## What needs to be done:
Nothing in the records below may change; print them all exactly.

━━ Records for this task

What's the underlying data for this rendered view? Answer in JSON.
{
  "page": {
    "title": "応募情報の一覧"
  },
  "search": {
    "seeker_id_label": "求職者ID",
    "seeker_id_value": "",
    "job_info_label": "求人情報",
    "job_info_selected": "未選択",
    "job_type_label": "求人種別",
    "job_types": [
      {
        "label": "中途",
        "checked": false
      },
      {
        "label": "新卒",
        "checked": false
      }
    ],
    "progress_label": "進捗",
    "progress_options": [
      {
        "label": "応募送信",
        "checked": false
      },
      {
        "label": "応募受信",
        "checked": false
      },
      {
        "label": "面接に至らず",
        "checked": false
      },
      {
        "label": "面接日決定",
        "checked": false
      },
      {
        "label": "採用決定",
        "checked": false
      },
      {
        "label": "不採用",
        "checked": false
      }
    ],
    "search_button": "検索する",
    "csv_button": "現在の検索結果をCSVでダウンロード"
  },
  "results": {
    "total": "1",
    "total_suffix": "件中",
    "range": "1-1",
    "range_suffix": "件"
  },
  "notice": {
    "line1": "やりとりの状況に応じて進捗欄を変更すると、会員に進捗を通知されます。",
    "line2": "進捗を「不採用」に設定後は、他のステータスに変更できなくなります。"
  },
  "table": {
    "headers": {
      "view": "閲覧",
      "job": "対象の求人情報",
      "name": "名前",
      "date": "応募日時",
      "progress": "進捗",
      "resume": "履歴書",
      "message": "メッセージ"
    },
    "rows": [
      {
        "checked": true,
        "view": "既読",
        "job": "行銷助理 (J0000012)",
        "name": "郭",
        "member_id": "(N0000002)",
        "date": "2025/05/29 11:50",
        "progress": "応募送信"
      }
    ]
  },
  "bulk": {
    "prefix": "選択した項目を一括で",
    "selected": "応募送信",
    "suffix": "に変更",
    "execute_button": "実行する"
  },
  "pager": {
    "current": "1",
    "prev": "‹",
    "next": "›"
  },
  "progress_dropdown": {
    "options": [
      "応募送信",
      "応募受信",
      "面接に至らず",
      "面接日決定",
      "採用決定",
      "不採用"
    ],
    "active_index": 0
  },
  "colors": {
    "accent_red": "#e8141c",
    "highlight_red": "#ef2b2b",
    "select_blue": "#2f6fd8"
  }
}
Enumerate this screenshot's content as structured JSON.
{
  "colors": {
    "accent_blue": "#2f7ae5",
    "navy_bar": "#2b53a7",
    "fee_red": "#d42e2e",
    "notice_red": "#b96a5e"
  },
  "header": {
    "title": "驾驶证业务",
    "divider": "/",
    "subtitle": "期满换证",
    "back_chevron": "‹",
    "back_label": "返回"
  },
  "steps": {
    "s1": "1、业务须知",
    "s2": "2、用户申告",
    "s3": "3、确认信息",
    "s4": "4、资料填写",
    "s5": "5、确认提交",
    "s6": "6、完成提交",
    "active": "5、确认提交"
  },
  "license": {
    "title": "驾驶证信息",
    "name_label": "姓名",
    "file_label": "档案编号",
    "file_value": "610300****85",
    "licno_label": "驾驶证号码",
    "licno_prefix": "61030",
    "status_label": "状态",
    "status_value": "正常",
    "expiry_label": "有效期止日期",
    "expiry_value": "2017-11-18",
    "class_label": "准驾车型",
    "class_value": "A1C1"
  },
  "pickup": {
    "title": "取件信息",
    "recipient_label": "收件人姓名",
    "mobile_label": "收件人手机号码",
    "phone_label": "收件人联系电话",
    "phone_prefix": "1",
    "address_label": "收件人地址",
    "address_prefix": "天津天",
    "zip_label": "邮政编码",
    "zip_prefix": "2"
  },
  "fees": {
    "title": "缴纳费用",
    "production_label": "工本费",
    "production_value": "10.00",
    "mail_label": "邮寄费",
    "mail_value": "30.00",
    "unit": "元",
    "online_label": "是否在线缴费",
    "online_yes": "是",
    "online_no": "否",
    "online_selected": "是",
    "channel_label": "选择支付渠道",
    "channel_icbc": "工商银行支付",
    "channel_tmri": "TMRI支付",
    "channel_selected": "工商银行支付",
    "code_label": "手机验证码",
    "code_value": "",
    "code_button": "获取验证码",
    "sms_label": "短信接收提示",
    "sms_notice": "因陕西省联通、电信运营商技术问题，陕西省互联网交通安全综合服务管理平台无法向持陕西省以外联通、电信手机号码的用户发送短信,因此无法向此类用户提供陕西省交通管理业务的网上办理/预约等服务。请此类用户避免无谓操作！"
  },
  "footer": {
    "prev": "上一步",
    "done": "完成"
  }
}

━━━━

## Output:
What's the underlying data for this rendered view? Answer in JSON.
{
  "page": {
    "title": "応募情報の一覧"
  },
  "search": {
    "seeker_id_label": "求職者ID",
    "seeker_id_value": "",
    "job_info_label": "求人情報",
    "job_info_selected": "未選択",
    "job_type_label": "求人種別",
    "job_types": [
      {
        "label": "中途",
        "checked": false
      },
      {
        "label": "新卒",
        "checked": false
      }
    ],
    "progress_label": "進捗",
    "progress_options": [
      {
        "label": "応募送信",
        "checked": false
      },
      {
        "label": "応募受信",
        "checked": false
      },
      {
        "label": "面接に至らず",
        "checked": false
      },
      {
        "label": "面接日決定",
        "checked": false
      },
      {
        "label": "採用決定",
        "checked": false
      },
      {
        "label": "不採用",
        "checked": false
      }
    ],
    "search_button": "検索する",
    "csv_button": "現在の検索結果をCSVでダウンロード"
  },
  "results": {
    "total": "1",
    "total_suffix": "件中",
    "range": "1-1",
    "range_suffix": "件"
  },
  "notice": {
    "line1": "やりとりの状況に応じて進捗欄を変更すると、会員に進捗を通知されます。",
    "line2": "進捗を「不採用」に設定後は、他のステータスに変更できなくなります。"
  },
  "table": {
    "headers": {
      "view": "閲覧",
      "job": "対象の求人情報",
      "name": "名前",
      "date": "応募日時",
      "progress": "進捗",
      "resume": "履歴書",
      "message": "メッセージ"
    },
    "rows": [
      {
        "checked": true,
        "view": "既読",
        "job": "行銷助理 (J0000012)",
        "name": "郭",
        "member_id": "(N0000002)",
        "date": "2025/05/29 11:50",
        "progress": "応募送信"
      }
    ]
  },
  "bulk": {
    "prefix": "選択した項目を一括で",
    "selected": "応募送信",
    "suffix": "に変更",
    "execute_button": "実行する"
  },
  "pager": {
    "current": "1",
    "prev": "‹",
    "next": "›"
  },
  "progress_dropdown": {
    "options": [
      "応募送信",
      "応募受信",
      "面接に至らず",
      "面接日決定",
      "採用決定",
      "不採用"
    ],
    "active_index": 0
  },
  "colors": {
    "accent_red": "#e8141c",
    "highlight_red": "#ef2b2b",
    "select_blue": "#2f6fd8"
  }
}
Enumerate this screenshot's content as structured JSON.
{
  "colors": {
    "accent_blue": "#2f7ae5",
    "navy_bar": "#2b53a7",
    "fee_red": "#d42e2e",
    "notice_red": "#b96a5e"
  },
  "header": {
    "title": "驾驶证业务",
    "divider": "/",
    "subtitle": "期满换证",
    "back_chevron": "‹",
    "back_label": "返回"
  },
  "steps": {
    "s1": "1、业务须知",
    "s2": "2、用户申告",
    "s3": "3、确认信息",
    "s4": "4、资料填写",
    "s5": "5、确认提交",
    "s6": "6、完成提交",
    "active": "5、确认提交"
  },
  "license": {
    "title": "驾驶证信息",
    "name_label": "姓名",
    "file_label": "档案编号",
    "file_value": "610300****85",
    "licno_label": "驾驶证号码",
    "licno_prefix": "61030",
    "status_label": "状态",
    "status_value": "正常",
    "expiry_label": "有效期止日期",
    "expiry_value": "2017-11-18",
    "class_label": "准驾车型",
    "class_value": "A1C1"
  },
  "pickup": {
    "title": "取件信息",
    "recipient_label": "收件人姓名",
    "mobile_label": "收件人手机号码",
    "phone_label": "收件人联系电话",
    "phone_prefix": "1",
    "address_label": "收件人地址",
    "address_prefix": "天津天",
    "zip_label": "邮政编码",
    "zip_prefix": "2"
  },
  "fees": {
    "title": "缴纳费用",
    "production_label": "工本费",
    "production_value": "10.00",
    "mail_label": "邮寄费",
    "mail_value": "30.00",
    "unit": "元",
    "online_label": "是否在线缴费",
    "online_yes": "是",
    "online_no": "否",
    "online_selected": "是",
    "channel_label": "选择支付渠道",
    "channel_icbc": "工商银行支付",
    "channel_tmri": "TMRI支付",
    "channel_selected": "工商银行支付",
    "code_label": "手机验证码",
    "code_value": "",
    "code_button": "获取验证码",
    "sms_label": "短信接收提示",
    "sms_notice": "因陕西省联通、电信运营商技术问题，陕西省互联网交通安全综合服务管理平台无法向持陕西省以外联通、电信手机号码的用户发送短信,因此无法向此类用户提供陕西省交通管理业务的网上办理/预约等服务。请此类用户避免无谓操作！"
  },
  "footer": {
    "prev": "上一步",
    "done": "完成"
  }
}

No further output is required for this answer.